Ally*, 31, discovered her online "boyfriend" was a scam artist who threatened to release footage of her naked. She tells us how she pulled through the sextortion attempt - and why she's no longer afraid of him.
"Miss, you're being scammed," the manager at the Western Union counter at Changi Airport said to me. I stared at her dumbfounded. I had wanted to wire $3,000 to a branch in Malaysia so my Scottish boyfriend, Ned*, could be released from detention at Kuching International Airport.
Ned and I had connected over Facebook last October. After six months of chatting online and over the phone, he was finally visiting me in Singapore and I had eagerly gone to the airport to meet him.
There, I got a phone call from a woman who identifi ed herself as a Malaysian customs officer. She claimed that Ned had been detained for bringing in over US$30,000 (S$37,500) into the country, and she demanded that I pay for his release.
When the Western Union manager heard my request, she asked how I'd met Ned. I told her and she replied point-blank: "Miss, this is a scam. We've seen many cases like yours before." I refused to believe her. "I don't want my friend to get hurt," I implored.
Seeing I was not convinced, she put me on the line to the bank's vice president, who told me calmly: "Miss, let me tell you your story. Tell me if it sounds familiar."
She then related with chilling accuracy the timeline of Ned's and my relationship: the Facebook encounter. Our virtual romance. The plans to meet in Singapore. His detention at an airport. The demand that I pay a "fine" for his release.
It was a story she had heard many times from other women. She had even given her contact number to all Western Union branches in Asia so staff could alert her if they met women who fell prey to such scams. Women like me.
"You have to make a police report," she advised. "Oh crap," I thought.
A mysterious suitor It had all started about six months before with a simple Facebook message: Hi, I'm an engineer from the UK. I'm looking for someone to chat with. His profile page showed a photo of a 40-something Caucasian. He said his name was Ned and he looked nice enough.
My interest was piqued. "Why not?", I thought, replying to his message.
Though I didn't admit it then, I was longing for a friend. I had been going through a rough patch at work; I wanted to quit but needed the income. I was close to depression.

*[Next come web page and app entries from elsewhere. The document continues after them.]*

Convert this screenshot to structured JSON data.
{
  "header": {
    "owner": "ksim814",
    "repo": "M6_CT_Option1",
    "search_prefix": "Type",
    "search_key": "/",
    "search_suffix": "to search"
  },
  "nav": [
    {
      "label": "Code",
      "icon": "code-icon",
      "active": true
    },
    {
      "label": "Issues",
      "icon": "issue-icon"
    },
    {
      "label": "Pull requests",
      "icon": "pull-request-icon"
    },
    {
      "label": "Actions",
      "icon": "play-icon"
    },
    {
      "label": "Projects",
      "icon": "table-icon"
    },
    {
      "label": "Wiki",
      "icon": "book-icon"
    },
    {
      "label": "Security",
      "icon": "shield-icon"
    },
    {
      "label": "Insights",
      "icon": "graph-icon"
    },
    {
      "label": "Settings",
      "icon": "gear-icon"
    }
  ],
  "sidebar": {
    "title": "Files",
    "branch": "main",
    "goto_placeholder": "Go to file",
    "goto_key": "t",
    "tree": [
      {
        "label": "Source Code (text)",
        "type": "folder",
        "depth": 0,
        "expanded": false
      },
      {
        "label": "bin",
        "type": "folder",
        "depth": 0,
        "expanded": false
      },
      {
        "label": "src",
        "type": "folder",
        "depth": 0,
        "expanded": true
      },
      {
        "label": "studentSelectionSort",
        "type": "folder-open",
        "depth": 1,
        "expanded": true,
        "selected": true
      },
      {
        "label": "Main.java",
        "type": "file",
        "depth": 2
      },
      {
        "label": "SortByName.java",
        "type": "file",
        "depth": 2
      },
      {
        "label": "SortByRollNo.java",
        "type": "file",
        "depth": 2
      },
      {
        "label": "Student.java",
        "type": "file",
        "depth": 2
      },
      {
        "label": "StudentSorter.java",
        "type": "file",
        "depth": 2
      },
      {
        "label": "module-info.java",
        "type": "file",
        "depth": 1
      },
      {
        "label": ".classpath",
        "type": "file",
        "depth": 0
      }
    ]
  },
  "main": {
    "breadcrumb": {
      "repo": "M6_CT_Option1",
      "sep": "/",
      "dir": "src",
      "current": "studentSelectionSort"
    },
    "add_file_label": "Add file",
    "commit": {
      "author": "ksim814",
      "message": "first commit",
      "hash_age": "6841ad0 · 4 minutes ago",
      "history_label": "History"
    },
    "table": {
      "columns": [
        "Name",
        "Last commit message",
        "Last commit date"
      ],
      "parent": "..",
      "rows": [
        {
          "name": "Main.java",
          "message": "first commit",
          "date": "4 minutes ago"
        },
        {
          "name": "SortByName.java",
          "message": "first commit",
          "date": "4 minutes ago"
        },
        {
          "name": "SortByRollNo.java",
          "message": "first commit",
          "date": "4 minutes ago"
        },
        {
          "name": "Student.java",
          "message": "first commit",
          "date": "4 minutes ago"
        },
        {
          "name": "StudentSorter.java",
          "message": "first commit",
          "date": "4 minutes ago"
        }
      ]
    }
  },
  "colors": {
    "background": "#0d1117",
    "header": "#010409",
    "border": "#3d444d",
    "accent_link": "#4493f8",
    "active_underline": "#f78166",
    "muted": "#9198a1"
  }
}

To make matters worse, I had few friends to confide in. A Malaysian, I had moved to Singapore two years ago. Most of my loved ones were back home and I was single, my last relationship being eight years ago.
I was also an introvert so I tended to do things on my own, convincing myself I didn't need friends. In my free time, I read books, listened to music and window shopped - all alone.
Then Ned came along. We started chatting online but I doubted whether he was for real. After all, I'd read about online scams - crooks who gained their victims' trust before cheating them of money.